What needs to be done
If a record holds a picture, drop the picture and return the rest of the record word for word.

Materials provided
+ + + + +

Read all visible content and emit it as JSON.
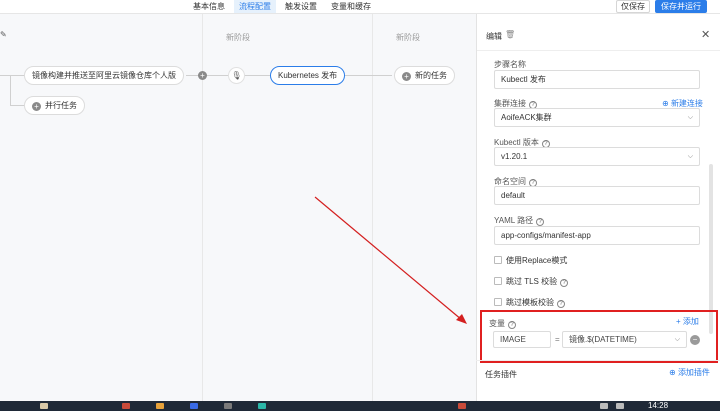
{
  "nav": {
    "tabs": [
      "基本信息",
      "流程配置",
      "触发设置",
      "变量和缓存"
    ],
    "active_tab": 1,
    "save_label": "仅保存",
    "save_run_label": "保存并运行",
    "accent_color": "#2b7de9"
  },
  "canvas": {
    "stage_new_1": "新阶段",
    "stage_new_2": "新阶段",
    "task_build": "镜像构建并推送至阿里云镜像仓库个人版",
    "parallel_task": "并行任务",
    "task_k8s": "Kubernetes 发布",
    "new_task": "新的任务"
  },
  "panel": {
    "title": "编辑",
    "step_name_label": "步骤名称",
    "step_name_value": "Kubectl 发布",
    "cluster_label": "集群连接",
    "cluster_value": "AoifeACK集群",
    "new_connection": "新建连接",
    "kubectl_version_label": "Kubectl 版本",
    "kubectl_version_value": "v1.20.1",
    "namespace_label": "命名空间",
    "namespace_value": "default",
    "yaml_label": "YAML 路径",
    "yaml_value": "app-configs/manifest-app",
    "opt_replace": "使用Replace模式",
    "opt_skip_tls": "跳过 TLS 校验",
    "opt_skip_template": "跳过模板校验",
    "vars_label": "变量",
    "add_label": "添加",
    "var_key": "IMAGE",
    "var_eq": "=",
    "var_value": "镜像.$(DATETIME)",
    "plugins_label": "任务插件",
    "add_plugin": "添加插件",
    "highlight_color": "#e02020"
  },
  "taskbar": {
    "clock": "14:28"
  }
}
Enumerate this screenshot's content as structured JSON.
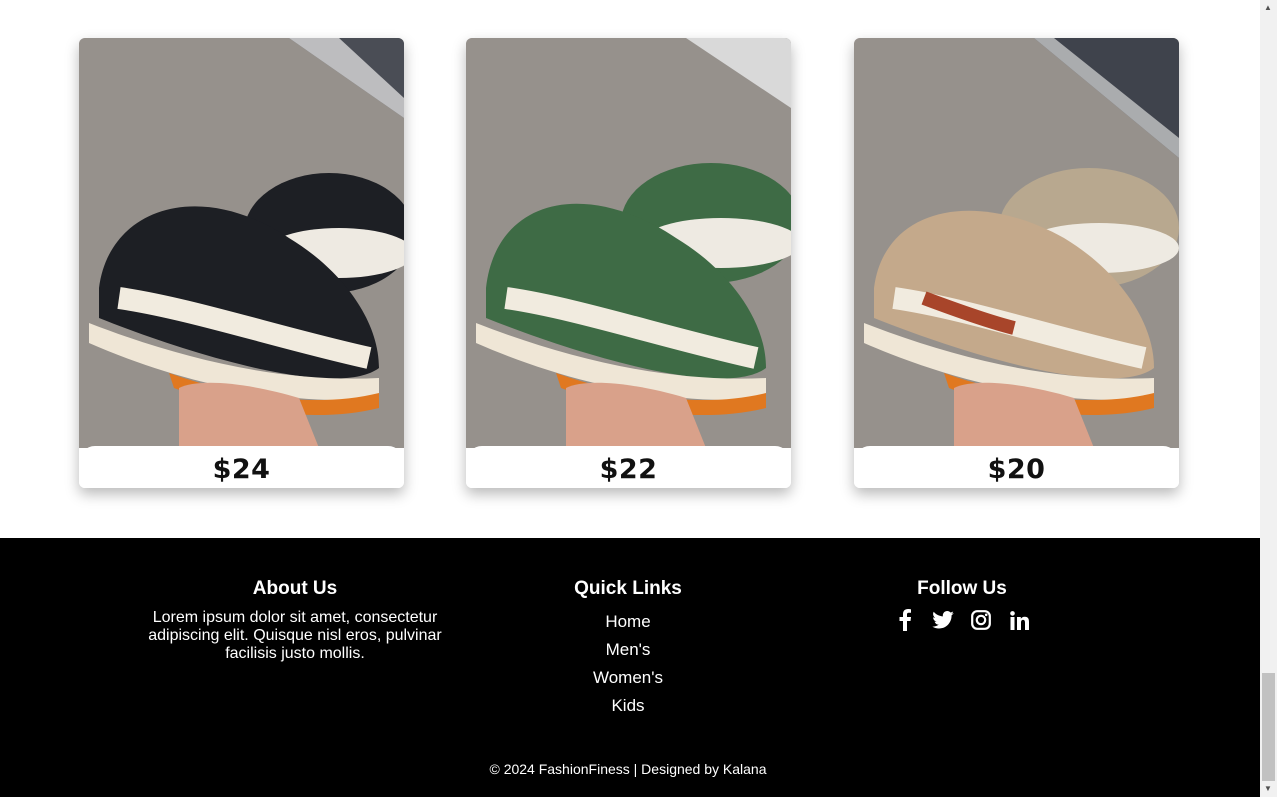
{
  "products": [
    {
      "price": "$24",
      "colorway": "black",
      "color": "#1d1f24"
    },
    {
      "price": "$22",
      "colorway": "green",
      "color": "#3e6b45"
    },
    {
      "price": "$20",
      "colorway": "beige",
      "color": "#c4a98b"
    }
  ],
  "footer": {
    "about": {
      "title": "About Us",
      "text": "Lorem ipsum dolor sit amet, consectetur adipiscing elit. Quisque nisl eros, pulvinar facilisis justo mollis."
    },
    "quick_links": {
      "title": "Quick Links",
      "items": [
        "Home",
        "Men's",
        "Women's",
        "Kids"
      ]
    },
    "follow": {
      "title": "Follow Us",
      "icons": [
        "facebook-icon",
        "twitter-icon",
        "instagram-icon",
        "linkedin-icon"
      ]
    },
    "copyright": "© 2024 FashionFiness | Designed by Kalana"
  },
  "colors": {
    "footer_bg": "#000000",
    "footer_text": "#ffffff"
  }
}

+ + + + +

Reply to the exercise
Read all visible content and emit it as JSON.
{
  "nav": {
    "tabs": [
      "基本信息",
      "流程配置",
      "触发设置",
      "变量和缓存"
    ],
    "active_tab": 1,
    "save_label": "仅保存",
    "save_run_label": "保存并运行",
    "accent_color": "#2b7de9"
  },
  "canvas": {
    "stage_new_1": "新阶段",
    "stage_new_2": "新阶段",
    "task_build": "镜像构建并推送至阿里云镜像仓库个人版",
    "parallel_task": "并行任务",
    "task_k8s": "Kubernetes 发布",
    "new_task": "新的任务"
  },
  "panel": {
    "title": "编辑",
    "step_name_label": "步骤名称",
    "step_name_value": "Kubectl 发布",
    "cluster_label": "集群连接",
    "cluster_value": "AoifeACK集群",
    "new_connection": "新建连接",
    "kubectl_version_label": "Kubectl 版本",
    "kubectl_version_value": "v1.20.1",
    "namespace_label": "命名空间",
    "namespace_value": "default",
    "yaml_label": "YAML 路径",
    "yaml_value": "app-configs/manifest-app",
    "opt_replace": "使用Replace模式",
    "opt_skip_tls": "跳过 TLS 校验",
    "opt_skip_template": "跳过模板校验",
    "vars_label": "变量",
    "add_label": "添加",
    "var_key": "IMAGE",
    "var_eq": "=",
    "var_value": "镜像.$(DATETIME)",
    "plugins_label": "任务插件",
    "add_plugin": "添加插件",
    "highlight_color": "#e02020"
  },
  "taskbar": {
    "clock": "14:28"
  }
}
Enumerate this screenshot's content as structured JSON.
{
  "products": [
    {
      "price": "$24",
      "colorway": "black",
      "color": "#1d1f24"
    },
    {
      "price": "$22",
      "colorway": "green",
      "color": "#3e6b45"
    },
    {
      "price": "$20",
      "colorway": "beige",
      "color": "#c4a98b"
    }
  ],
  "footer": {
    "about": {
      "title": "About Us",
      "text": "Lorem ipsum dolor sit amet, consectetur adipiscing elit. Quisque nisl eros, pulvinar facilisis justo mollis."
    },
    "quick_links": {
      "title": "Quick Links",
      "items": [
        "Home",
        "Men's",
        "Women's",
        "Kids"
      ]
    },
    "follow": {
      "title": "Follow Us",
      "icons": [
        "facebook-icon",
        "twitter-icon",
        "instagram-icon",
        "linkedin-icon"
      ]
    },
    "copyright": "© 2024 FashionFiness | Designed by Kalana"
  },
  "colors": {
    "footer_bg": "#000000",
    "footer_text": "#ffffff"
  }
}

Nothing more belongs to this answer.